  • Manually operated gong
  • Power-operated bell, siren, or horn
  • Rotating beacon, or
  • Strobe light

Inspection Requirements: New, reinstalled, altered, repaired, and modified cranes are required to be inspected by a designated person (as previously defined) before initial use. Inspection procedures for cranes used regularly fall under two general classifications based on inspection intervals. The two classifications are frequent and periodic, with respective intervals between inspection defined as:

Frequent inspection is an undocumented visual inspection by the operator or other designated personnel as follows:

  • Normal service – monthly
  • Heavy service – weekly to monthly
  • Severe service – daily to weekly

Periodic inspection is a documented visual inspection of the equipment in place by a designated person as follows:
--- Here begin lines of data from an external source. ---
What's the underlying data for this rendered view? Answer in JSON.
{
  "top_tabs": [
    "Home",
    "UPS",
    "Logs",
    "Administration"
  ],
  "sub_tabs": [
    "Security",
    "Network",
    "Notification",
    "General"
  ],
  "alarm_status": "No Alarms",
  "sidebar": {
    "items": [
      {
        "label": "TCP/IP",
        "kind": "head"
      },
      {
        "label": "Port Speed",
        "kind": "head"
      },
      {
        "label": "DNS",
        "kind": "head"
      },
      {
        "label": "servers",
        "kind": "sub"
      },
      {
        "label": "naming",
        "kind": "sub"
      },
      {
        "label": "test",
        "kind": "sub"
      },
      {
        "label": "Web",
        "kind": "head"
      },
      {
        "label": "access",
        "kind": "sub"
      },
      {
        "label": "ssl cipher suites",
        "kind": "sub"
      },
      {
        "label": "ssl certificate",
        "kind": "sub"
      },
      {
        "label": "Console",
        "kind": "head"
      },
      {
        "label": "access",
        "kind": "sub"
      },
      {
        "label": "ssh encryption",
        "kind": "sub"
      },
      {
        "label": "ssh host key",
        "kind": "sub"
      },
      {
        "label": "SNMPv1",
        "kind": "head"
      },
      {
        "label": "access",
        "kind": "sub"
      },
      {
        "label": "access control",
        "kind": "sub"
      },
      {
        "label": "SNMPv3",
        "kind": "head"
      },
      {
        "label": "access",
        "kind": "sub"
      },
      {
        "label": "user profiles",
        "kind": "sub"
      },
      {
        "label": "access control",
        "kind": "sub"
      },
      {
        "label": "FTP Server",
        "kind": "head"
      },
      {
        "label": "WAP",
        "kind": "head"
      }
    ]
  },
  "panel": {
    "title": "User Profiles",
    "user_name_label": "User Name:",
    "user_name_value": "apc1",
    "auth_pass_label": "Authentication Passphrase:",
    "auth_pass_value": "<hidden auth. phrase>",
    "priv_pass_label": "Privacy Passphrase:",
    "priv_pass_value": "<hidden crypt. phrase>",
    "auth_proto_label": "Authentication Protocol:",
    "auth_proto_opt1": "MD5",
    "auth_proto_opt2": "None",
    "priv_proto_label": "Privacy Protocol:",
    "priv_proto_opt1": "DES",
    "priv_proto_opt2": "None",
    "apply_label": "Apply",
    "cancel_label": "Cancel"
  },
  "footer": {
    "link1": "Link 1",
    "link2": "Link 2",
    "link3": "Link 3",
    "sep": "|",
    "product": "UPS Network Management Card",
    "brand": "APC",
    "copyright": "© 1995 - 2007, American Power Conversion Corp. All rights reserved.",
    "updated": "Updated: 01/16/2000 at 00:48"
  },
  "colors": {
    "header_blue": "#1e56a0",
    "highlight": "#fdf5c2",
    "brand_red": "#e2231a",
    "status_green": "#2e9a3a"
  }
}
  • Normal service – yearly
  • Heavy service – yearly
  • Severe service – quarterly

Frequent inspection includes an examination of the following:

  • Operating mechanisms for proper operation, proper adjustment, and unusual sounds
  • Upper-limit device(s)
  • Tanks, valves, pumps, lines, and other parts of air or hydraulic systems for leakage
  • Hooks and hook latches (if used)
  • Hoist ropes and end connections
  • Rope of proper spooling onto drum(s) and sheaves.
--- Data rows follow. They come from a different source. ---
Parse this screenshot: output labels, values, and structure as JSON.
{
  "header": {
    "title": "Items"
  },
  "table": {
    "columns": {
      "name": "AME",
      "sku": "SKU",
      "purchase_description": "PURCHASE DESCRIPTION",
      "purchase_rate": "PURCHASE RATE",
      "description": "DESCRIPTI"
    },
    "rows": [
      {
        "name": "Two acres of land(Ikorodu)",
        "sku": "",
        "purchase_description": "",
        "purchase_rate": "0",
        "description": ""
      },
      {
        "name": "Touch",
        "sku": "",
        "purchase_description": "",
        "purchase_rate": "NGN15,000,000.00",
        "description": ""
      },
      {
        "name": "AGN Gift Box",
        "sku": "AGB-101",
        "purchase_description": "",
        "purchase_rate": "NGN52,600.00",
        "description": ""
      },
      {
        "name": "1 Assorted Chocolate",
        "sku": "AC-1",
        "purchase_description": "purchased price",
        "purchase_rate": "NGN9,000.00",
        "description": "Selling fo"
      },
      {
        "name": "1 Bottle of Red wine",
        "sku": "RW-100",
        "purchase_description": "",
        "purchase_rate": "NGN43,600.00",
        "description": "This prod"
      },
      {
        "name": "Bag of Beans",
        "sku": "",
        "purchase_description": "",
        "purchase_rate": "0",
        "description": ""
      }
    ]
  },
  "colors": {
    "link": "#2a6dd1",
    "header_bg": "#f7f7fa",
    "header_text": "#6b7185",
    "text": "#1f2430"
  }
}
Periodic inspection is an extensive process that includes the items listed under the frequent inspection and numerous other criteria listed in OSHA’s 29 CFR 1910.179(j)(3) Periodic Inspection. This inspection requires documentation and certification of the crane.

A crane that is idle for one month or more, but less than one year is inspected using the “frequent inspection” criteria before use. A crane that has been idle for one year or more is inspected using the requirements of a “periodic inspection.”



OSHA 29 CFR 910.184(c) defines the safe operating practices when working with slings. A few examples are:

  • Do not use damaged or defective slings.
  • Slings used in a basket hitch shall have the loads balanced to prevent slippage.
  • Slings shall be padded or protected from the sharp edges of their loads.
  • All employees shall be kept clear of loads about to be lifted and of suspended loads.
  • Shock loading is prohibited.
  • A sling shall not be pulled from under a load when the load is resting on the sling.
  • Employers must not use slings without affixed and legible identification markings.

sling inspection requirementsSling Inspection Requirements: OSHA requires the inspection of all slings for damage or defects each day before use by a competent person. In addition to this requirement, each type of sling has individual inspection requirements. For example, alloy steel chain slings require the inspection to include defective welds, deformation, and an increase in length. OSHA defines the inspection requirements for each type of sling in 29 CFR 1910.184 titled, “Slings.”


Steel fabricating and coating shops rely on. powered industrial trucks, overhead and gantry cranes, and slings to move tons of materials such as steel within the confines of a building, between buildings, and to/ from transportation vehicles. Operation of this equipment can create significant workplace hazards. Training and certification of operators, routine equipment inspection, and safe use can help to avoid OSHA citations and more importantly workplace accidents.